The social forces that limit access and persistence of women and girls in the sciences extend around the globe. The Institute of Physics issued a report last month indicating that nearly half, 49 percent, of all state schools in England do not send any girls on to study A-level physics. However, those who attended girls' schools were two and a half times more likely to study A-level physics. As I noted in a letter to the New York Times in reaction to these studies, our commitment to women's education will continue to be an important factor in achieving parity. Mount Holyoke's laboratories are free of the sort of gender bias revealed in the Yale study. It is no accident that Mount Holyoke and our sister institutions have outstanding track records in producing graduates who go on to earn PhD's in the sciences. And the fact that women hold every student leadership position on our campus paves the way for our graduates to enter the world ready to make a mark, and to encourage other women to do the same. Efforts like these, multiplied thousands of times in any academic year, point to the continuing importance of women's colleges.

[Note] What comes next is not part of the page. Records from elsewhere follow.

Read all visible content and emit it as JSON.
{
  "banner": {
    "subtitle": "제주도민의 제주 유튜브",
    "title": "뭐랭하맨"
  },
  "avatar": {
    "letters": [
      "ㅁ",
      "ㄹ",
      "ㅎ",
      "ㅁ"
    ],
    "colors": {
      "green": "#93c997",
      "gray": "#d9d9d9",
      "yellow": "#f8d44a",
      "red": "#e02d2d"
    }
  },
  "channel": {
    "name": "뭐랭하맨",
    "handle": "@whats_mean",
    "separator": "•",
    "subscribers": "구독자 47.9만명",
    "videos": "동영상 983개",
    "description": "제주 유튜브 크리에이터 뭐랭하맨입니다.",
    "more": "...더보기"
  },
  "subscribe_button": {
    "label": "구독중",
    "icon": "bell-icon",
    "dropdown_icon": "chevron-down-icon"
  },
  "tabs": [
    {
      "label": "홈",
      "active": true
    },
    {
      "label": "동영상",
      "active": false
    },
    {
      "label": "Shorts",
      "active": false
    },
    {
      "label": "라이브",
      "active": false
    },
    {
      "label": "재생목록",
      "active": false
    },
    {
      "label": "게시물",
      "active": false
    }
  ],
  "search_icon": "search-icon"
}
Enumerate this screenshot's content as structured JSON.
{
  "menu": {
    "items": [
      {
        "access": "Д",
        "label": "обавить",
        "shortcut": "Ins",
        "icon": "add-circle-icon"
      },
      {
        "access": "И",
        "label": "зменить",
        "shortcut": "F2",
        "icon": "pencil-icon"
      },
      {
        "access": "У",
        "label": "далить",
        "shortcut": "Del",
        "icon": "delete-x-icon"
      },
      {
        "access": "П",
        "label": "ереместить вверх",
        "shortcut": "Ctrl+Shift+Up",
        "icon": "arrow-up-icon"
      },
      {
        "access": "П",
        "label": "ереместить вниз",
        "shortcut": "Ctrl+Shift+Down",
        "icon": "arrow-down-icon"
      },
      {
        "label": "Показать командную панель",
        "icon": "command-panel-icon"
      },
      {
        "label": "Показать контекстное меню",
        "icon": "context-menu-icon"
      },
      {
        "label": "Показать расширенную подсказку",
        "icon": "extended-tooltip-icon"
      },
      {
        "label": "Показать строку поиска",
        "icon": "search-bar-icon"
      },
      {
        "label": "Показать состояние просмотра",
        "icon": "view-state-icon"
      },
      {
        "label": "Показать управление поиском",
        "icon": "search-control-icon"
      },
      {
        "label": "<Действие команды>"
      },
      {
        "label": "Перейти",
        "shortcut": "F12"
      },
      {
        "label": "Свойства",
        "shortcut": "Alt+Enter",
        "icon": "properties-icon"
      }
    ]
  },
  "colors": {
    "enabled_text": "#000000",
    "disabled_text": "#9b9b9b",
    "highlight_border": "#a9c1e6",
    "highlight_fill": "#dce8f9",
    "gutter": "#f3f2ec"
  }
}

Moreover, we must also remember that not all discrimination against women is unconscious or hidden. Mount Holyoke's continued commitment to providing access for women from around the world, regardless of socioeconomic background, contests those who would deny education to half the population. A stark reminder of this reality came with the attempted murder of fifteen-year old Malala Yousafzai on a Pakistani school bus by extremists who attacked her because she is an articulate and compelling advocate for the education of girls. Accused of harboring obscene and Westernized notions, she remains in a British hospital under continued death threats. Another instance of bravery in the fight for educational access for girls was brought to my attention by one of our recent graduates, Elena, from the class of 2011. Elena sent me a note about her friend's mother who was cited as one of CNN's "Heroes of the Week" for starting the Zabuli Education Center in Afghanistan. The center was established in the midst of 185 documented attacks on schools and hospitals, that according to the U.N., involved armed resistance of access to services for women and girls. The girls faced threats of acid attacks and poison, yet resisted with the help of armed guards who continue to test their air and water daily. Mount Holyoke has our own hero in the region, alumna Sadiqa Basiri Saleem, founder of the Oruj Learning Center, who is among those being recognized today. Sadiqa's passion has led to the expansion of educational opportunities for women by offering leadership and management training at her country's first community college for women. Mount Holyoke applauds and supports these initiatives through our curriculum, in the McCulloch Center for Global Initiatives and the Weissman Center for Leadership, along with programs such as the Women in Public Service Project. In collaboration with the US State Department, our sister colleges, and the Woodrow Wilson International Center for Scholars, these efforts are designed to foster the next generation of women leaders who will work toward global justice and the economic empowerment of women.
After 175 years, Mary Lyon's dream of permanency through vitality, prosperity and usefulness lives on. As we look to the next 175 years, we do so with the certitude that her spirit of innovation will continue to inspire us to reach new heights and the knowledge that the women of influence we celebrate today will be joined by our current students who are already making history!